“So, You Want To Be A Composer?” is a fun, creative camp designed to inspire and equip your students to compose their own pieces of music!  Students will leave camp knowing how to make a piece of music reflect its title, use motives, organize a piece using a form, and much more.  This camp is full of music listening, music making, and music composing.   Read more about when I held this camp in the summer of 2012 and view a peek at a student composition.

When you purchase, “So, You Want To Be A Composer?,” here is what you will receive:

  1. The complete Lesson Plans (21 pages), clearly outlining (with accompanying photos) what to do each day.  The appendices at the end include a list of alternative classical repertoire to study, instructions for making a musical instrument each day, and instructions for setting up a water xylophone.
  2. The “Elements of a Great Composition” workbook (16 pages) to print for each student, covering topics like motives/themes, form, accompaniment styles, and proper notation.
  3. An editable “Folder Cover” file (Microsoft Word docx), so you can insert the year and your studio’s name.  This sheet is for students to cut out and glue to the front of their camp folder (which will holds the workbook mentioned above).
  4. “Quick Composition” activities.
  5. Over 15 varieties of staff paper.
  6. …and more!

Here are some specifics about how the camp is designed:

  • Meets for 4 days, for 3 hours each day.
  • Intended for 1st or 2nd year students (including complete beginners); however, the lessons plans are easily adjustable for more advanced students.
  • A group of 3-4 students would not be too small.  A maximum of 8 students is recommended, due to the fact that you will need to borrow enough keyboards for the majority of your students to be able to be use them simultaneously during the free composition time.
  • At the end of the week, parents are invited for a Composer Showcase, where we let everyone browse the compositions and then enjoy a mini-recital of some of our favorite compositions from the week!

The various worksheets and composition activities included in this camp have an added benefit:  Many of the activities included in this lesson plan could be used during studio group classes, or even with some of your private students who are interested in composition.

Have you always wanted encourage and help your students to compose their own music, but have been unsure where to start?  The “So, You Want To Be A Composer?” camp just might be the solution for you!

Instructions:

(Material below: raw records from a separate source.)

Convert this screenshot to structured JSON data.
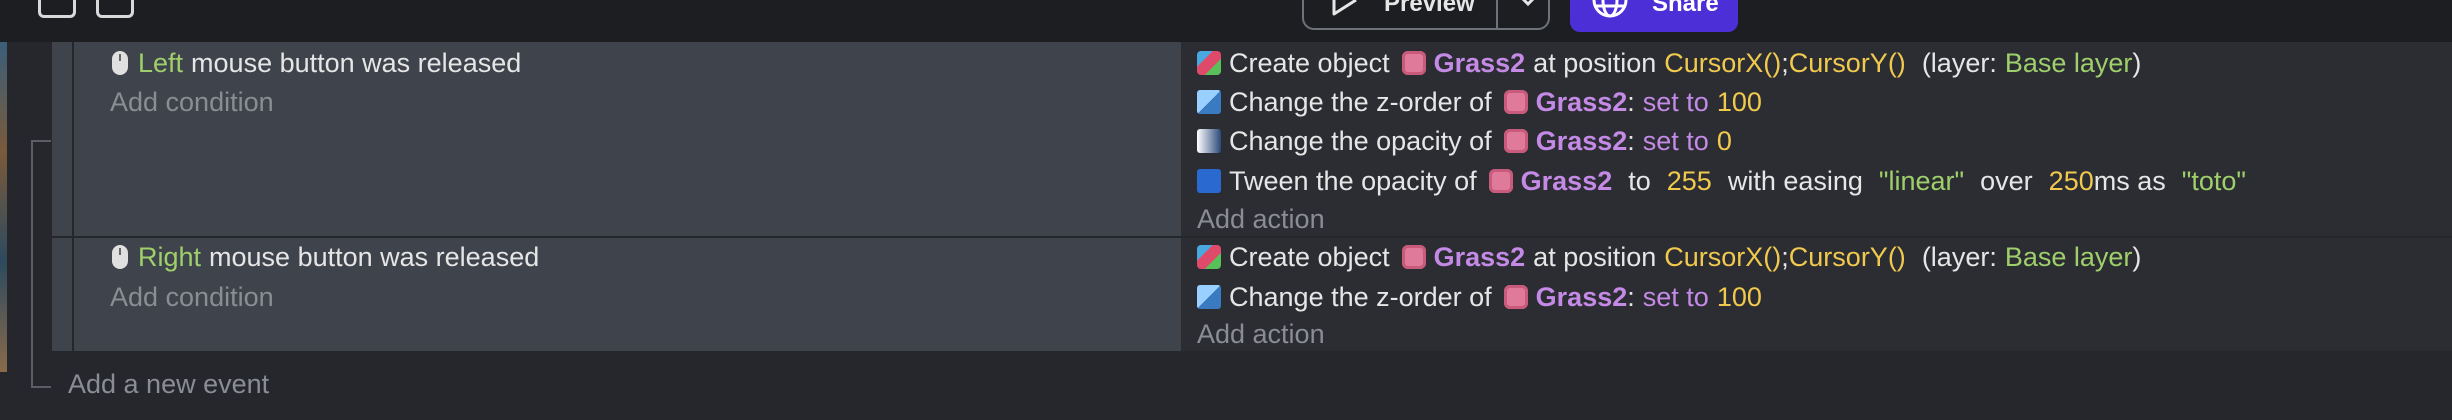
{
  "toolbar": {
    "preview_label": "Preview",
    "share_label": "Share"
  },
  "events": [
    {
      "condition": {
        "button": "Left",
        "text": "mouse button was released"
      },
      "add_condition": "Add condition",
      "actions": [
        {
          "prefix": "Create object",
          "object": "Grass2",
          "mid": "at position",
          "x": "CursorX()",
          "sep": ";",
          "y": "CursorY()",
          "layer_open": "(layer:",
          "layer": "Base layer",
          "layer_close": ")"
        },
        {
          "prefix": "Change the z-order of",
          "object": "Grass2",
          "colon": ":",
          "op": "set to",
          "value": "100"
        },
        {
          "prefix": "Change the opacity of",
          "object": "Grass2",
          "colon": ":",
          "op": "set to",
          "value": "0"
        },
        {
          "prefix": "Tween the opacity of",
          "object": "Grass2",
          "to": "to",
          "value": "255",
          "with": "with easing",
          "easing": "\"linear\"",
          "over": "over",
          "duration": "250",
          "ms_as": "ms as",
          "id": "\"toto\""
        }
      ],
      "add_action": "Add action"
    },
    {
      "condition": {
        "button": "Right",
        "text": "mouse button was released"
      },
      "add_condition": "Add condition",
      "actions": [
        {
          "prefix": "Create object",
          "object": "Grass2",
          "mid": "at position",
          "x": "CursorX()",
          "sep": ";",
          "y": "CursorY()",
          "layer_open": "(layer:",
          "layer": "Base layer",
          "layer_close": ")"
        },
        {
          "prefix": "Change the z-order of",
          "object": "Grass2",
          "colon": ":",
          "op": "set to",
          "value": "100"
        }
      ],
      "add_action": "Add action"
    }
  ],
  "add_event": "Add a new event",
  "icons": {
    "toolbar": [
      "layout-icon",
      "save-icon"
    ],
    "preview": "play-icon",
    "share": "globe-icon",
    "condition": "mouse-icon",
    "object": "grass-sprite-icon"
  },
  "colors": {
    "background": "#25272d",
    "share_button": "#4c2fd6",
    "object_name": "#c48ae6",
    "expression": "#f0c94d",
    "layer_and_string": "#9fcf6b"
  }
}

  • After purchase, follow the instructions to download and save the file onto your computer’s hard drive. The file will download as an archived folder.  Unarchive the folder (your computer should do this automatically) and then you will be able open the folder to browse all the files inside.
  • The first file is the lesson plans.  The other files are various worksheets, composition activities, sample compositions, and staff paper — all mentioned in the lesson plans.

Questions?  Read the Terms of Use here.

Level:Beginner to intermediate
Pages:90+ pages
Format:ZIP file containing a folder of PDFs (email delivery)
Terms of Use:Studio License

STUDIO LICENSE
Permission is granted for the purchasing teacher to make unlimited printouts and use the digital files for the purpose of teaching their own students. Sharing printouts or the digital files beyond that purpose is not permitted. The purchaser is not permitted to resell the item(s), or alter, modify, or create derivative works.